Experiencing a fuzzy brain and the inability to think clearly is a short-term effect of heroin addiction. A person addicted to heroin may experience mental effects of heroin such as trouble with decision-making and memory loss.
Long-Term Effects of Heroin
Here are some long-term effects that can arise after a person becomes addicted to heroin.
A person who consumes heroin by injecting it is likely to experience collapsed veins with long-term heroin use. Injecting heroin intravenously can damage the veins, especially if the person injects in the same vein frequently.
Heroin addiction can lead to long-term struggles with insomnia. When a person is craving the drug or experiencing heroin withdrawal, they will often have difficulty sleeping due to the discomfort they are experiencing.
Infections of Your Heart Lining and Valves
Long-term heroin addiction can lead to infections of your heart lining and valve. Heroin users who frequently inject the substance increase their risk of damage to heart tissues and infections that can lead to complications in heart function.
Liver and Kidney Disease
Liver and kidney disease are common long-term effects of heroin addiction. This happens because heroin users who inject the drug expose themselves to harmful bacteria that can infect the blood, leading to kidney and liver disease.
In some cases, there can be long-term psychological effects from heroin addiction, such as the development of mental disorders. Heroin addiction can cause panic disorders, depression, anxiety, and personality disorders.
Heroin Addiction and Withdrawal
A person experiencing heroin addiction may suffer from adverse withdrawal symptoms when heroin consumption has ceased. Heroin overdose and severe withdrawal symptoms can be dangerous and potentially deadly, so it’s essential to know how to recognize the signs and seek medical attention immediately.
A heroin overdose is a body’s negative response to overconsumption of heroin. Overdose symptoms include slow breathing, body limpness, blue fingertips, vomiting, choking, and loss of consciousness.4 When experiencing an overdose, a person should seek medical attention immediately, as a heroin overdose is hazardous and potentially fatal.
When a person addicted to heroin quits consuming the substance, they’ll experience adverse withdrawal symptoms as the body begins to crave the drug. Here are some symptoms that signify withdrawal.
Vomiting and Diarrhea

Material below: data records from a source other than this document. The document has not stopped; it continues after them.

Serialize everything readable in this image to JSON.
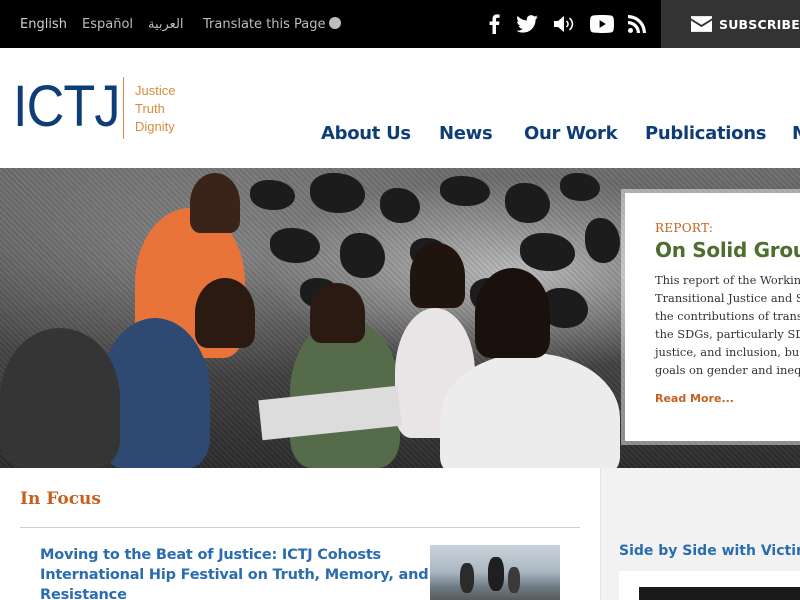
{
  "topbar": {
    "languages": [
      {
        "label": "English"
      },
      {
        "label": "Español"
      },
      {
        "label": "العربية"
      }
    ],
    "translate_label": "Translate this Page",
    "social_icons": [
      "facebook-icon",
      "twitter-icon",
      "audio-icon",
      "youtube-icon",
      "rss-icon"
    ],
    "subscribe_label": "SUBSCRIBE"
  },
  "logo": {
    "wordmark": "ICTJ",
    "taglines": [
      "Justice",
      "Truth",
      "Dignity"
    ]
  },
  "nav": {
    "items": [
      {
        "label": "About Us"
      },
      {
        "label": "News"
      },
      {
        "label": "Our Work"
      },
      {
        "label": "Publications"
      },
      {
        "label": "M"
      }
    ]
  },
  "hero": {
    "kicker": "REPORT:",
    "title": "On Solid Grou",
    "body_lines": [
      "This report of the Working",
      "Transitional Justice and S",
      "the contributions of trans",
      "the SDGs, particularly SD",
      "justice, and inclusion, bu",
      "goals on gender and inequ"
    ],
    "read_more": "Read More..."
  },
  "in_focus": {
    "heading": "In Focus",
    "article_title_lines": [
      "Moving to the Beat of Justice: ICTJ Cohosts",
      "International Hip Festival on Truth, Memory, and",
      "Resistance"
    ]
  },
  "sidebar": {
    "title": "Side by Side with Victims"
  },
  "colors": {
    "navy": "#0f3e76",
    "orange": "#c4621d",
    "link_blue": "#2a6cb0",
    "green": "#4f6d2e"
  }
}
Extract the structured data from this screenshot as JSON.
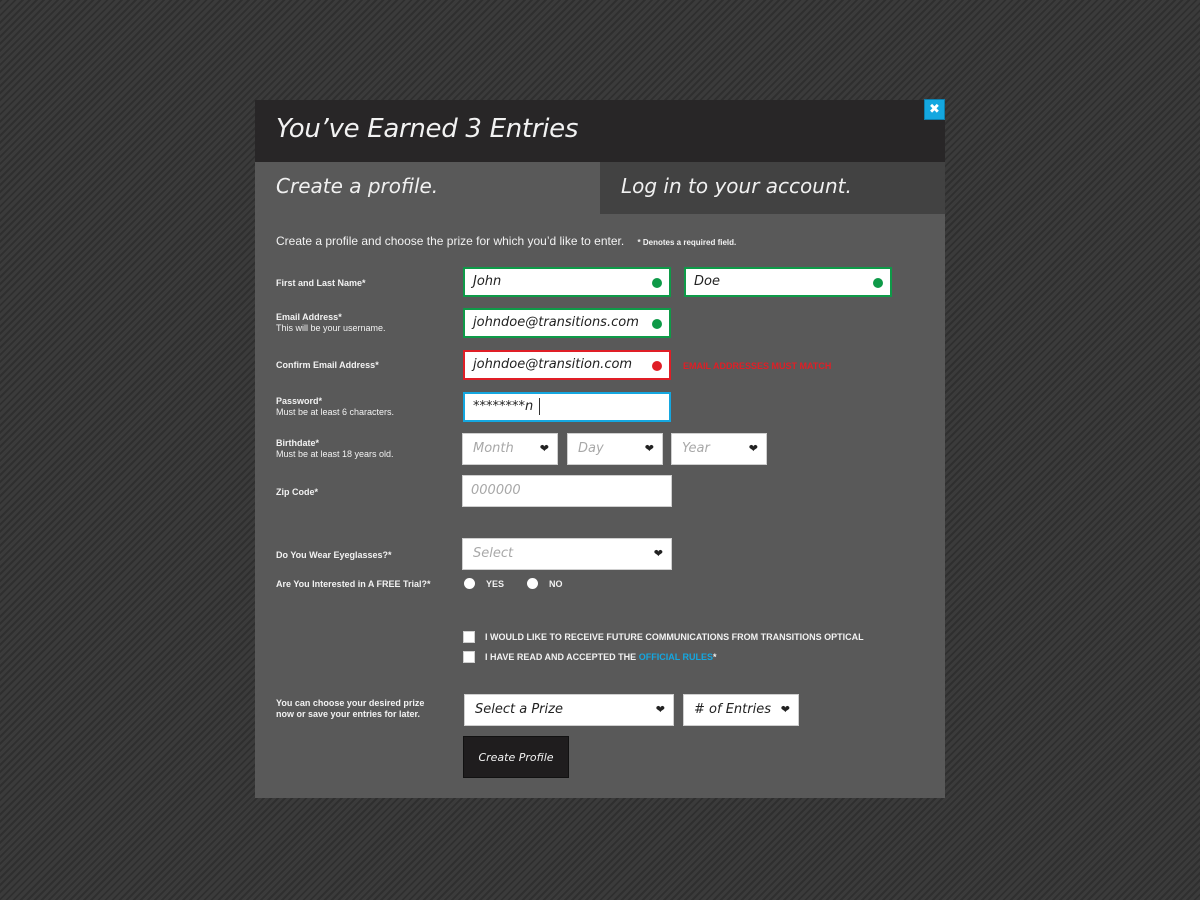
{
  "modal": {
    "title": "You’ve Earned 3 Entries",
    "close_glyph": "✖"
  },
  "tabs": {
    "create": "Create a profile.",
    "login": "Log in to your account."
  },
  "intro": {
    "text": "Create a profile and choose the prize for which you’d like to enter.",
    "required_note": "* Denotes a required field."
  },
  "labels": {
    "name": "First and Last Name*",
    "email": "Email Address*",
    "email_hint": "This will be your username.",
    "confirm_email": "Confirm Email Address*",
    "password": "Password*",
    "password_hint": "Must be at least 6 characters.",
    "birthdate": "Birthdate*",
    "birthdate_hint": "Must be at least 18 years old.",
    "zip": "Zip Code*",
    "eyeglasses": "Do You Wear Eyeglasses?*",
    "trial": "Are You Interested in A FREE Trial?*",
    "prize_line1": "You can choose your desired prize",
    "prize_line2": "now or save your entries for later."
  },
  "fields": {
    "first_name": "John",
    "last_name": "Doe",
    "email": "johndoe@transitions.com",
    "confirm_email": "johndoe@transition.com",
    "password": "********n",
    "zip_placeholder": "000000"
  },
  "errors": {
    "email_mismatch": "EMAIL ADDRESSES MUST MATCH"
  },
  "selects": {
    "month": "Month",
    "day": "Day",
    "year": "Year",
    "eyeglasses": "Select",
    "prize": "Select a Prize",
    "entries": "# of Entries",
    "chevron_glyph": "❤"
  },
  "radios": {
    "yes": "YES",
    "no": "NO"
  },
  "checkboxes": {
    "communications": "I WOULD LIKE TO RECEIVE FUTURE COMMUNICATIONS FROM TRANSITIONS OPTICAL",
    "rules_prefix": "I HAVE READ AND ACCEPTED THE",
    "rules_link": "OFFICIAL RULES",
    "rules_suffix": "*"
  },
  "button": {
    "create": "Create Profile"
  },
  "colors": {
    "accent": "#14a7e0",
    "valid": "#0e9a48",
    "error": "#e01e26",
    "header": "#282627",
    "panel": "#595959"
  }
}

It’s common to experience vomiting and diarrhea for up to a week after heroin consumption is discontinued. A person going through withdrawal may feel nauseous and have trouble keeping food down until the withdrawal symptoms have decreased.
Bone and Muscle Pain
Bone and muscle pain are common symptoms of heroin withdrawal. This happens because the opioid pain receptors can become dysfunctional after a person becomes addicted to heroin.
When a person is experiencing withdrawal from heroin, they may have trouble sleeping for several weeks due to the intense cravings. The other uncomfortable symptoms associated with withdrawal may also cause insomnia.
Heroin Addiction Treatment
There are many risks of heroin use, and it’s essential to seek treatment for heroin addiction.
Treatment for heroin addiction is available for people suffering from heroin addiction or withdrawal. When seeking help for heroin addiction, a person may undergo detox, therapy, and medication-driven treatment to overcome the adverse withdrawal symptoms.
Medications are often used to alleviate symptoms for people who have experienced severe heroin addiction and have entered an inpatient treatment program. A person can either undergo inpatient or outpatient treatment for heroin addiction, but inpatient treatment is highly recommended in severe cases that require detox.
Recovery with Arrow Passage
You do not have to face the recovery process alone. Our team at Arrow Passage Recovery is standing by to help you start your healing journey. At Arrow Passage Recovery, we offer a variety of services including detox, rehabilitation care, and more. Contact us today to learn more.